So, about this so-called addiction… My two Master’s degrees say a lot about me. I got one in Creative Writing, but it wasn’t enough, so I got another in English Literature. In San Francisco where I lived before moving to Istanbul, this interest in literature led me to branch out until I made a few self-published zines followed by a stint working at my university’s literary journal. I later started hosting my own literary events from my living room starting with play readings. Later I founded a monthly women’s reading series that still continues today thanks to the direction of new organizers (Hazel Reading Series). On the eve of my departure to move abroad in 2014, I had the chance to speak on a panel at the American Writer’s and Writing Programs Association annual conference held in Seattle alongside award winning writers and organizers. I spoke about my reading series concept in which the artists who read each take part in the curation of the next month’s event. This is meant to break down the divide between literary production and community involvement. The idea of writers supporting one another in their creative production has always appealed to me.
Once I came to Istanbul, I started juggling a variety of competing goals alongside my consistent desire to engage in literary projects. I had to work to pay off student loans, I felt determined to learn Turkish, and in my free time, I wanted to continue my literary pursuits. My first two years here left me with little free time, but I managed to find a few like-minded writers and we started a weekly writing meet-up. We gave ourselves a name: Yirmi Yedi. An incarnation of this project still continues. Through Yirmi Yedi’s activities, I attended Spoken Word Istanbul several times and became familiar with both Luke and Thomas on stage. Their charisma appeals to me because it reminds me of the kind of willing and ready attitude of other people I knew in San Francisco who had started and succeeded at organizing grassroots literary projects (Lawrence Ferlinghetti, for instance). Naturally, I’m now working alongside Luke and Thomas to help BRB grow.

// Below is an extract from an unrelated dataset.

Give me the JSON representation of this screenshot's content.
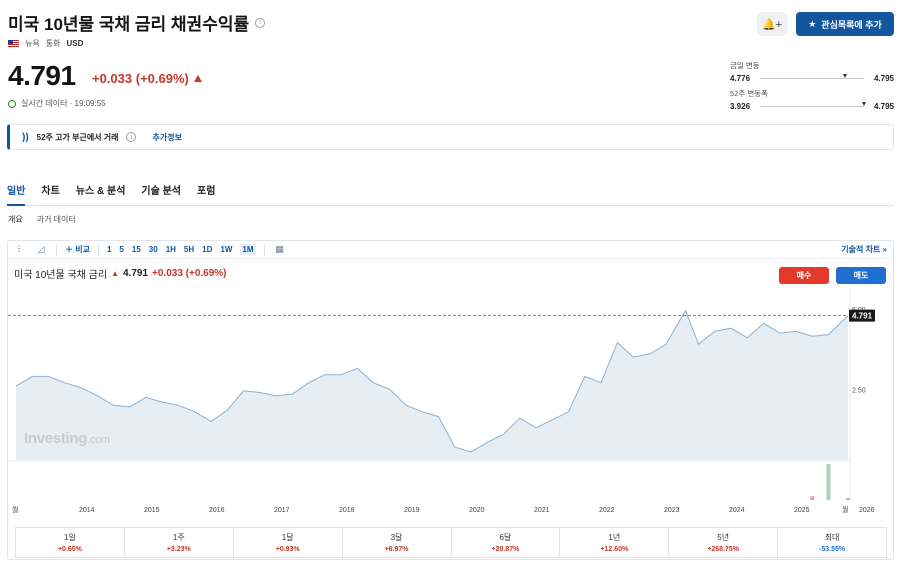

The prospect of defying borders and other arbitrary limitations upon cultural exchange thrills me. I feel BRB fills an important niche by presenting works in English about a region as diverse and culturally relevant for both the West and the East as Istanbul. I’m excited to work within the premise of an international audience to develop means of engaging with the diverse range of voices that comprise Istanbul. In these early stages, I plan to attend to nuts and bolts such as an email list and possibly a twitter account to help us connect to new people and stay connected to our existing readers and contributors. Mostly, I can’t wait to discover what unexpected benefits—whether anecdotal or concrete—will come of my efforts.